In 1991, ethnic tensions were flaring in the country and this had fuelled social and political upheavals across Rwanda. The multiparty political system had just been given a green-light and this had added to the political chaos in the country.
The RPA had just launched its liberation struggle so there was a glimmer of hope; the larger social, ethnic, economic and political dysfunctions in the country had taken a toll on the family unit and the brunt of all these problems was felt by women and children. And this is the time Haguruka was born, midwifed by a handful of women burdened by the social injustices women and children were going through across the country.
Creation phase (1991-1994)
Founded in 1991, Haguruka’s mission was to promote and defend the rights of women and children. Haguruka means ‘stand up’ in Kinyarwanda. The organization works towards improving access to justice and increased empowerment initiatives to ensure women and children may claim their rights throughout Rwanda. Haguruka continues at the forefront in the fight for women and children’s rights over the past three decades as a registered non-governmental organization under Rwanda law.

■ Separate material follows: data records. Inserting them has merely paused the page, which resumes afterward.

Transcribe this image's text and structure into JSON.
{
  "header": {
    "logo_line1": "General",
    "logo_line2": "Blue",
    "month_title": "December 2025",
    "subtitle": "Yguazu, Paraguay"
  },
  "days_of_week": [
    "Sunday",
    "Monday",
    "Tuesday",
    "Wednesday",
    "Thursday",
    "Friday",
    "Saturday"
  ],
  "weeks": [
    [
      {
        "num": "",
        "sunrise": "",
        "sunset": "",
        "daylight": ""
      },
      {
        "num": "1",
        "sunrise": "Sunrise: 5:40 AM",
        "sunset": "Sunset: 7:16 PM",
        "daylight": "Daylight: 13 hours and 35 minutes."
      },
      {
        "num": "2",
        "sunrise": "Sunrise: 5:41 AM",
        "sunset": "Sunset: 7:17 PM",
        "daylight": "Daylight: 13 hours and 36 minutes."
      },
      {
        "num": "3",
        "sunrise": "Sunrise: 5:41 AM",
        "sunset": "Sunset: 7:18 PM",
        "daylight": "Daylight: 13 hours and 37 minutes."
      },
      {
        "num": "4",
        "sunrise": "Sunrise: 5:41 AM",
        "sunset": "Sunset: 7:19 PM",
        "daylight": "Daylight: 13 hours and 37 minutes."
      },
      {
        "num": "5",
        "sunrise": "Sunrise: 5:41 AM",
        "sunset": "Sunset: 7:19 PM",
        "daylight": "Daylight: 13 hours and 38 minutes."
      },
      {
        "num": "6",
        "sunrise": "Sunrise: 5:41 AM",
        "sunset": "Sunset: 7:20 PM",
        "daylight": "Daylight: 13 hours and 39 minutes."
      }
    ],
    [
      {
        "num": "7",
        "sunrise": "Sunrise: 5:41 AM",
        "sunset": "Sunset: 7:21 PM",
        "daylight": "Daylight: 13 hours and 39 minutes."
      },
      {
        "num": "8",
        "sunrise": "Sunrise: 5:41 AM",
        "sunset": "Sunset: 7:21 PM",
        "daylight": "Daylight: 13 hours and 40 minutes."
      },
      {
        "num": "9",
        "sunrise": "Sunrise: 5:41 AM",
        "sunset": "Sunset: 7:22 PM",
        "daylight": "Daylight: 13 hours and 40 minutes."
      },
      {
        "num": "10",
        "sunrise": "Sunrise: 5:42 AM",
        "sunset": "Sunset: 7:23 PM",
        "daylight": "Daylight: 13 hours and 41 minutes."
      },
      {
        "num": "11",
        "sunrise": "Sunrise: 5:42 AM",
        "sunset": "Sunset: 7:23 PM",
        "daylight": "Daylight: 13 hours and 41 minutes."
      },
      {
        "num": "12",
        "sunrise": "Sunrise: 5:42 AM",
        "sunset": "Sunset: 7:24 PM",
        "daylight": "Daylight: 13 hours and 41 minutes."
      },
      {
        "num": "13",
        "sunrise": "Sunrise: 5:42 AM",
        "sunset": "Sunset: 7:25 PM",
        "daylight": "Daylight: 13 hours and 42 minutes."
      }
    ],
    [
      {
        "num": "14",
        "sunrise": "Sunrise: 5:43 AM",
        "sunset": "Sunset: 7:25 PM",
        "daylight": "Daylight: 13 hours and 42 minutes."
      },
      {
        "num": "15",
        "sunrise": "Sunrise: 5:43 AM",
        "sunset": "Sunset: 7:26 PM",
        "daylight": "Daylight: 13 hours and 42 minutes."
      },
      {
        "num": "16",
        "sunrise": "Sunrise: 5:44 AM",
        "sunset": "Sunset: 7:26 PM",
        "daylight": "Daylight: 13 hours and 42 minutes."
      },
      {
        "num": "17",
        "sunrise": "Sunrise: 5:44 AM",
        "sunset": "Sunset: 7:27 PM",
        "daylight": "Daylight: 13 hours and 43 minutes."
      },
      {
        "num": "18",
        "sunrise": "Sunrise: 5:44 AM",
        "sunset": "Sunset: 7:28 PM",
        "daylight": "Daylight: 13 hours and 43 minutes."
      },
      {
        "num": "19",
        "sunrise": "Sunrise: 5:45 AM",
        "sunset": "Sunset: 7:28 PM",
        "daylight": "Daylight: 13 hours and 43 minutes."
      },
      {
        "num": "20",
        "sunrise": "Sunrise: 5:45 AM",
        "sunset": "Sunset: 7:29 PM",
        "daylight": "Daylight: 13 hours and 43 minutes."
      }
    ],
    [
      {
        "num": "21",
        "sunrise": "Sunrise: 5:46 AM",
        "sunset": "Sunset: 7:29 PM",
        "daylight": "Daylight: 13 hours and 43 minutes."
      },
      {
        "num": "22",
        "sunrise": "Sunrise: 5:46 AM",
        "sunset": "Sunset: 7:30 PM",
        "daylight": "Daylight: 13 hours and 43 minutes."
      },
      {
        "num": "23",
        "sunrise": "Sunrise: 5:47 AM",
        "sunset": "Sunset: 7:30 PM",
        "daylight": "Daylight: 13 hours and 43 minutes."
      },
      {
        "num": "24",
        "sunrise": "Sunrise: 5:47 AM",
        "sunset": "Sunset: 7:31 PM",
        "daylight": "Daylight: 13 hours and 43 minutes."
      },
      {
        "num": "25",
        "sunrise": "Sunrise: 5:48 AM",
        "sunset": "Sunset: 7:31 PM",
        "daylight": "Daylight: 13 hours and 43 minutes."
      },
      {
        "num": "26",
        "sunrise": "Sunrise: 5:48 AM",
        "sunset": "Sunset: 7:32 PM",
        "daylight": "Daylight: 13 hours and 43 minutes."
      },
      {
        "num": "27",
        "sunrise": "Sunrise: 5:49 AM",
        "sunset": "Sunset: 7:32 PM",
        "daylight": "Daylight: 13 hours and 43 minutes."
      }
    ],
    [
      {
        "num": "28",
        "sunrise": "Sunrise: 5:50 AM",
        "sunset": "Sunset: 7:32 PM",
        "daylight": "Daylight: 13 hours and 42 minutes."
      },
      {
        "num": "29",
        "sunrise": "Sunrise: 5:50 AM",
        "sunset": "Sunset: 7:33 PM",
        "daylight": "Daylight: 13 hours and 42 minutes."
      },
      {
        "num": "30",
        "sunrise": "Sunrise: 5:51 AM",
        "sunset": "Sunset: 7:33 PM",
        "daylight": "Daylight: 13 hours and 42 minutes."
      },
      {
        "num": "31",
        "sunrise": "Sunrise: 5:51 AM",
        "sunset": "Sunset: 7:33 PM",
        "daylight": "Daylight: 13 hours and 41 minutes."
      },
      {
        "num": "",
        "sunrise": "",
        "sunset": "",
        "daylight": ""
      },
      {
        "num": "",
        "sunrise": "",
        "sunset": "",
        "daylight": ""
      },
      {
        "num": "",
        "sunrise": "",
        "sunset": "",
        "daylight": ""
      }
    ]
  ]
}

For the past 30 years, Haguruka has worked tirelessly to address several challenges that women and children face in claiming their rights. This has been done through offering free legal aid, raining community awareness on GBV, capacitating stakeholders to give better service delivery and contributing to national law reforms, among others.